ThriftCart's Donation Pickup Scheduling tool can help reduce the cost of operating your donation pickup service with features like route optimization. That way you can pack more pickups into a single day, and spend less for each pickup.
Many stores set up unmanned clothing bins as a way to attract additional donations. These bins need to be well-maintained. If they aren't the owners of the shopping centers where they are placed may asked for them to be removed. Clothing bins are nice, because you can have many drop locations without needing to increase staff significantly. If you are a non-profit and you have clothing bins, consider prominently displaying that on the outside of the bin. Many clothing bins are operated by for-profit thrift stores, and some donors may prefer bins operated by non-profits. So, if you are a non-profit, feature it clearly on the bin.
Neighborhood donation drives
It can often be productive to blanket mail an entire neighborhood or geographical area, and mention that you're doing a donation drive in their area. This could be, for example, that you set up shop in a local shopping center or church parking lot and collect donations there for a day, with permission of the owner, of course. Or maybe you dedicate your donation pickup truck to service only that area for the day. You can bulk-mail everyone in the area announcing the donation drive and the date(s) that the drive will happen.
Purchased clothing from wholesalers
There are many wholesales of used clothing. In the US, there is far more clothing purchased than we have use for. Much of our used clothing ends up getting shipped overseas. But you can also purchase pallets of clothing domestically from these wholesalers. Prices can vary depending on the grade of the clothing. If you're starting a thrift store, this may be a good place to get started, even if you are a non-profit. You might have trouble attracting donations before the store is open, so you can seed the inventory with items from a wholesaler. Usuaully these items ship with freight transporters, so shipping may be slow.
Many businesses have items that they need to donate. For example, a hotel doing a remodel might have large quantities of furniture. A local contractor may have new building materials that were misordered, and are not returnable. Local manufacturers may have seconds or items produced for cancelled orders. Local retailers may have out-of-style or excess items.
Many thrift stores sell some of their items on consignment. (And of course, there are many consignment retailers.) If you doing clothing thrift, you can consider having an upscale section of your store for consignment items. You can offer either store credit or cash for consigned items. ThriftCart's point of sale module can track consignment sales.
Many thrift stores purchase items for resale just like traditional retails. For example, clothing thrift stores may purchase socks or underwear, and building materials thrift stores may purchase paint, paint supplies, or flooring. This allows your shoppers to meet more of their needs without going to other stores. Generally, thrift stores can have up to 15% of their sales be from purchased product items before they become subject to UBIT (Unrelated Business Income Tax). Please consult with a tax expert prior to doing purchased product to ensure that you report everything accurately.

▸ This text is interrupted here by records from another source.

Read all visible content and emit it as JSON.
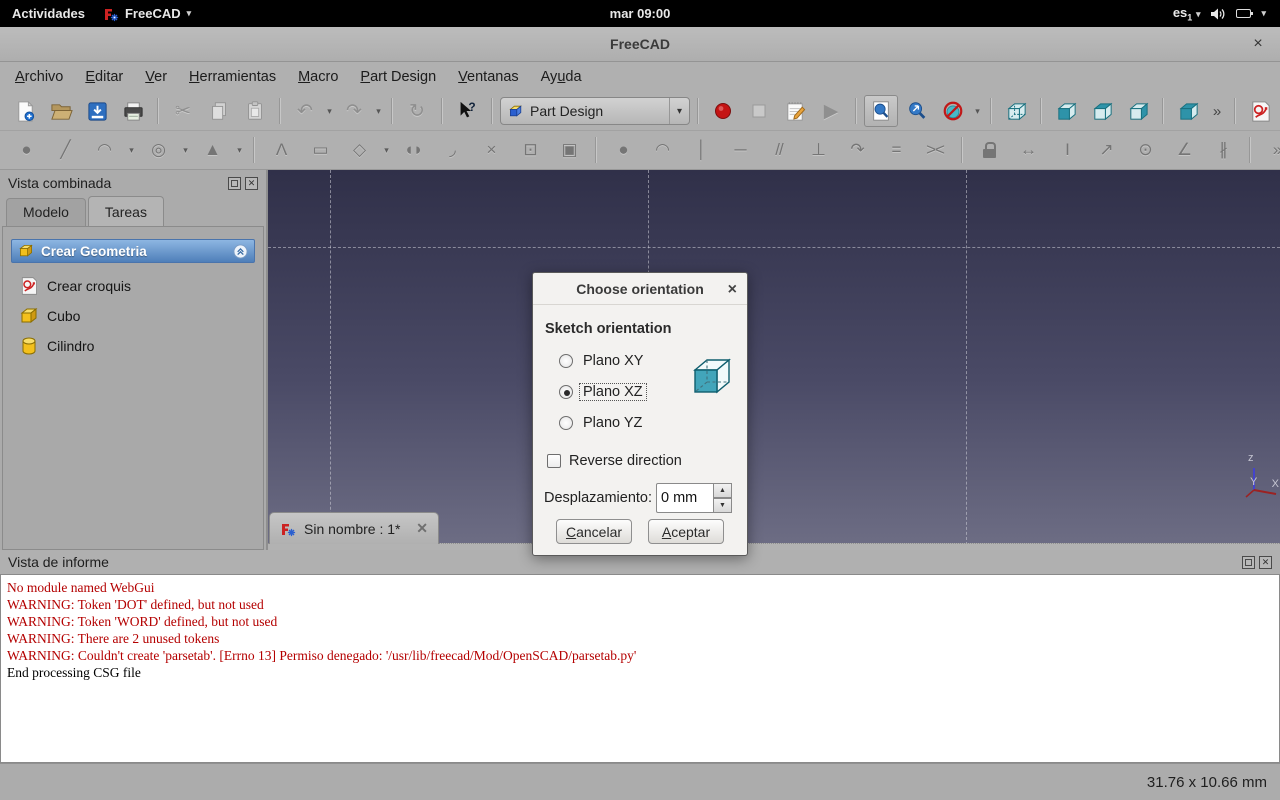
{
  "topbar": {
    "activities": "Actividades",
    "app_name": "FreeCAD",
    "clock": "mar 09:00",
    "input_source": "es",
    "input_source_sub": "1"
  },
  "window": {
    "title": "FreeCAD"
  },
  "menu_bar": {
    "items": [
      {
        "label": "Archivo",
        "u": 0
      },
      {
        "label": "Editar",
        "u": 0
      },
      {
        "label": "Ver",
        "u": 0
      },
      {
        "label": "Herramientas",
        "u": 0
      },
      {
        "label": "Macro",
        "u": 0
      },
      {
        "label": "Part Design",
        "u": 0
      },
      {
        "label": "Ventanas",
        "u": 0
      },
      {
        "label": "Ayuda",
        "u": 2
      }
    ]
  },
  "toolbar": {
    "workbench": "Part Design"
  },
  "toolbar2": {
    "items": [
      {
        "name": "sketch-point-icon",
        "glyph": "●",
        "k": "b"
      },
      {
        "name": "sketch-line-icon",
        "glyph": "╱",
        "k": "b"
      },
      {
        "name": "sketch-arc-icon",
        "glyph": "◠",
        "k": "b"
      },
      {
        "name": "dropdown-icon",
        "glyph": "▾",
        "k": "d"
      },
      {
        "name": "sketch-circle-icon",
        "glyph": "◎",
        "k": "b"
      },
      {
        "name": "dropdown-icon",
        "glyph": "▾",
        "k": "d"
      },
      {
        "name": "sketch-conic-icon",
        "glyph": "▲",
        "k": "b"
      },
      {
        "name": "dropdown-icon",
        "glyph": "▾",
        "k": "d"
      },
      {
        "k": "sep"
      },
      {
        "name": "sketch-polyline-icon",
        "glyph": "Λ",
        "k": "b"
      },
      {
        "name": "sketch-rectangle-icon",
        "glyph": "▭",
        "k": "b"
      },
      {
        "name": "sketch-polygon-icon",
        "glyph": "◇",
        "k": "b"
      },
      {
        "name": "dropdown-icon",
        "glyph": "▾",
        "k": "d"
      },
      {
        "name": "sketch-slot-icon",
        "glyph": "◖◗",
        "k": "b"
      },
      {
        "name": "sketch-fillet-icon",
        "glyph": "◞",
        "k": "b"
      },
      {
        "name": "sketch-trim-icon",
        "glyph": "×",
        "k": "b"
      },
      {
        "name": "sketch-external-geometry-icon",
        "glyph": "⊡",
        "k": "b"
      },
      {
        "name": "sketch-carbon-copy-icon",
        "glyph": "▣",
        "k": "b"
      },
      {
        "k": "sep"
      },
      {
        "name": "constraint-coincident-icon",
        "glyph": "●",
        "k": "b"
      },
      {
        "name": "constraint-point-on-object-icon",
        "glyph": "◠",
        "k": "b"
      },
      {
        "name": "constraint-vertical-icon",
        "glyph": "│",
        "k": "b"
      },
      {
        "name": "constraint-horizontal-icon",
        "glyph": "─",
        "k": "b"
      },
      {
        "name": "constraint-parallel-icon",
        "glyph": "//",
        "k": "b"
      },
      {
        "name": "constraint-perpendicular-icon",
        "glyph": "⊥",
        "k": "b"
      },
      {
        "name": "constraint-tangent-icon",
        "glyph": "↷",
        "k": "b"
      },
      {
        "name": "constraint-equal-icon",
        "glyph": "=",
        "k": "b"
      },
      {
        "name": "constraint-symmetric-icon",
        "glyph": "><",
        "k": "b"
      },
      {
        "k": "sep"
      },
      {
        "name": "constraint-lock-icon",
        "k": "lock"
      },
      {
        "name": "constraint-horizontal-distance-icon",
        "glyph": "↔",
        "k": "b"
      },
      {
        "name": "constraint-vertical-distance-icon",
        "glyph": "I",
        "k": "b"
      },
      {
        "name": "constraint-distance-icon",
        "glyph": "↗",
        "k": "b"
      },
      {
        "name": "constraint-radius-icon",
        "glyph": "⊙",
        "k": "b"
      },
      {
        "name": "constraint-angle-icon",
        "glyph": "∠",
        "k": "b"
      },
      {
        "name": "constraint-snell-icon",
        "glyph": "∦",
        "k": "b"
      },
      {
        "k": "sep"
      },
      {
        "name": "toolbar-overflow-icon",
        "glyph": "»",
        "k": "b"
      },
      {
        "k": "sep"
      },
      {
        "name": "sketch-bspline-icon",
        "glyph": "∿",
        "k": "b"
      },
      {
        "name": "toolbar-overflow-icon",
        "glyph": "»",
        "k": "b"
      }
    ]
  },
  "combined_view": {
    "title": "Vista combinada",
    "tabs": [
      {
        "label": "Modelo",
        "name": "tab-modelo"
      },
      {
        "label": "Tareas",
        "name": "tab-tareas",
        "selected": true
      }
    ],
    "task_panel": {
      "group_title": "Crear Geometria",
      "items": [
        "Crear croquis",
        "Cubo",
        "Cilindro"
      ]
    }
  },
  "viewport": {
    "document_tab": "Sin nombre : 1*",
    "axis": {
      "z": "z",
      "y": "Y",
      "x": "X"
    }
  },
  "dialog": {
    "title": "Choose orientation",
    "group_label": "Sketch orientation",
    "radios": [
      {
        "label": "Plano XY",
        "name": "radio-plano-xy"
      },
      {
        "label": "Plano XZ",
        "name": "radio-plano-xz",
        "selected": true
      },
      {
        "label": "Plano YZ",
        "name": "radio-plano-yz"
      }
    ],
    "reverse_label": "Reverse direction",
    "offset_label": "Desplazamiento:",
    "offset_value": "0 mm",
    "cancel_label": "Cancelar",
    "ok_label": "Aceptar"
  },
  "report_view": {
    "title": "Vista de informe",
    "lines": [
      {
        "text": "No module named WebGui",
        "color": "#b40000"
      },
      {
        "text": "WARNING: Token 'DOT' defined, but not used",
        "color": "#b40000"
      },
      {
        "text": "WARNING: Token 'WORD' defined, but not used",
        "color": "#b40000"
      },
      {
        "text": "WARNING: There are 2 unused tokens",
        "color": "#b40000"
      },
      {
        "text": "WARNING: Couldn't create 'parsetab'. [Errno 13] Permiso denegado: '/usr/lib/freecad/Mod/OpenSCAD/parsetab.py'",
        "color": "#b40000"
      },
      {
        "text": "End processing CSG file",
        "color": "#000000"
      }
    ]
  },
  "status_bar": {
    "dimensions": "31.76 x 10.66 mm"
  },
  "colors": {
    "accent_blue": "#4f7fb9",
    "warning_red": "#b40000",
    "viewport_top": "#303049",
    "viewport_bottom": "#6e6e85",
    "teal_icon": "#2e93a9",
    "yellow_icon": "#f3c01c"
  },
  "icons": {
    "row1": [
      "new-document",
      "open-document",
      "save",
      "print",
      "cut",
      "copy",
      "paste",
      "undo",
      "redo",
      "refresh",
      "whats-this",
      "workbench-selector",
      "macro-record",
      "macro-stop",
      "macro-edit",
      "macro-play",
      "fit-all",
      "fit-selection",
      "draw-style",
      "view-axonometric",
      "view-front",
      "view-top",
      "view-right",
      "view-isometric",
      "toolbar-overflow",
      "new-sketch",
      "toolbar-overflow"
    ]
  }
}
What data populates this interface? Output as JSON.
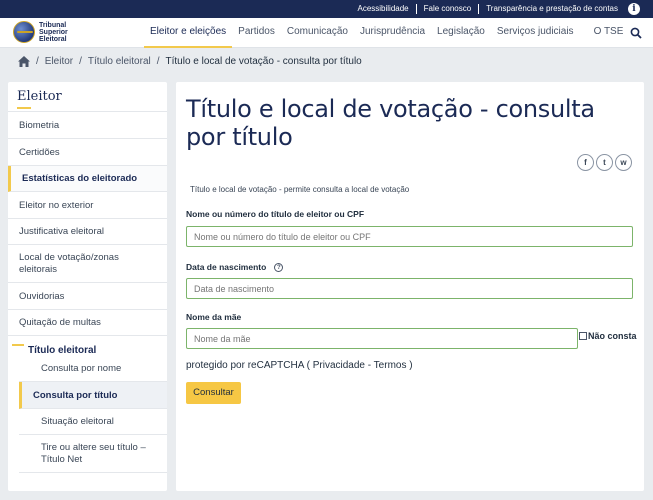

Liquidation of returned items
Many traditional retailers and e-tailers have generous return policies, but really aren't set up well for reselling returned items. So, for many returned items, they put them on pallets, and sell them via liquidation auction houses. For example, you can Google Amazon Liquidation Auctions to find auctions for large quantities of returned or unsellable items. These can definitely be mixed bag, so it usually takes a bit of effort to separate the wheat from the chaff. The valuable items can be quite valuable, but there will be many items that are of poor quality, or well returned because they were defective and are unusuable.
Hopefully this article has given you some inspiration for where you can source inventory for your thrift or reuse store!